I have a habit of taking up and dropping hobbies at a fairly high rate. My INTP personality, lately changing to an INTJ, it seems, thrives on new challenges. Photography is one of the few hobbies I’ve managed to stick with for many years, and I’m pretty sure it is because it is one that constantly presents new challenges and one I will never master. Part of the challenge is constantly adapting to new equipment and new technology, but the bigger challenge is capturing the right moment. That seems especially true in wildlife photography.
The gathering of birds at Big Beef Creek in June offers a perfect opportunity to develop skills and the potential for a great shot. Sometimes the light hits birds from just the right angle and you get a perfect exposure.
Of course, the best shots are action shots, and to get those you need to follow the eagles as they catch fish,
but it’s much harder to control the light since you seldom know where the eagles will fly in from, nor where they will decide to eat the fish they’ve caught.

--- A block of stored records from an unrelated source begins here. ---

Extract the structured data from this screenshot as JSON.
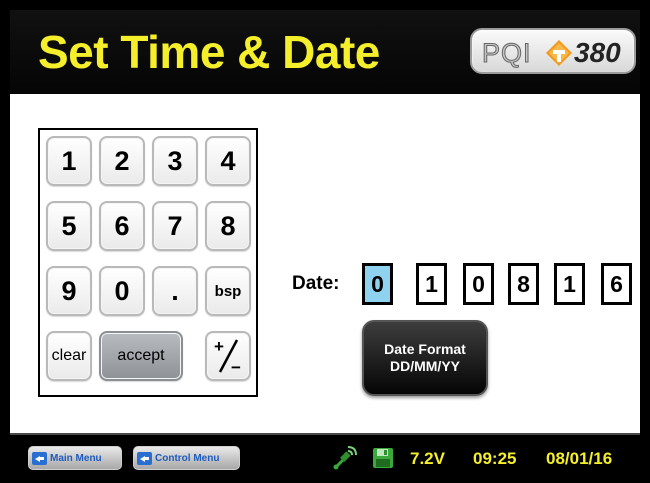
{
  "header": {
    "title": "Set Time & Date",
    "logo": {
      "left_text": "PQI",
      "number_text": "380"
    }
  },
  "keypad": {
    "keys": [
      "1",
      "2",
      "3",
      "4",
      "5",
      "6",
      "7",
      "8",
      "9",
      "0",
      ".",
      "bsp"
    ],
    "clear_label": "clear",
    "accept_label": "accept",
    "plusminus_top": "+",
    "plusminus_bottom": "−"
  },
  "date": {
    "label": "Date:",
    "digits": [
      "0",
      "1",
      "0",
      "8",
      "1",
      "6"
    ],
    "active_index": 0
  },
  "format_button": {
    "line1": "Date Format",
    "line2": "DD/MM/YY"
  },
  "footer": {
    "main_menu_label": "Main Menu",
    "control_menu_label": "Control Menu",
    "voltage": "7.2V",
    "time": "09:25",
    "date": "08/01/16"
  },
  "colors": {
    "title_yellow": "#f4ee2b",
    "active_digit_blue": "#8fd2f0",
    "accept_gray": "#9ea2a6",
    "gps_green": "#3aa83a"
  },
  "icons": {
    "gps": "satellite-signal-icon",
    "save": "floppy-disk-icon",
    "nav": "back-arrow-icon",
    "logo_mark": "orange-arrow-t-icon"
  }
}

This should probably have been the best shot of the sequence — it’s certainly my favorite “pose” —
but what little light there was coming from behind the eagle and there’s no way to pull more detail from the wings.
Of course, the eagle did fly overhead and behind us to feast on his catch
and the light, and exposure, was nearly perfect.
Luckily, I seldom worry about these things while shooting, especially if I have no control over them. All of the amateur photographers I hang out with simply ooh and aah when the birds swoop by with their catch. Any frustration I have with the shots tends to take place sitting in front of the computer, long after the experience itself. That’s why when passer-bys ask me if I got “any good shots,” I say that I won’t know until I get home and can see them on my computer screen.
It’s frustrating not being able to control all the variables, but it is probably what makes shooting wildlife so addictive for me — that and learning my many mistakes.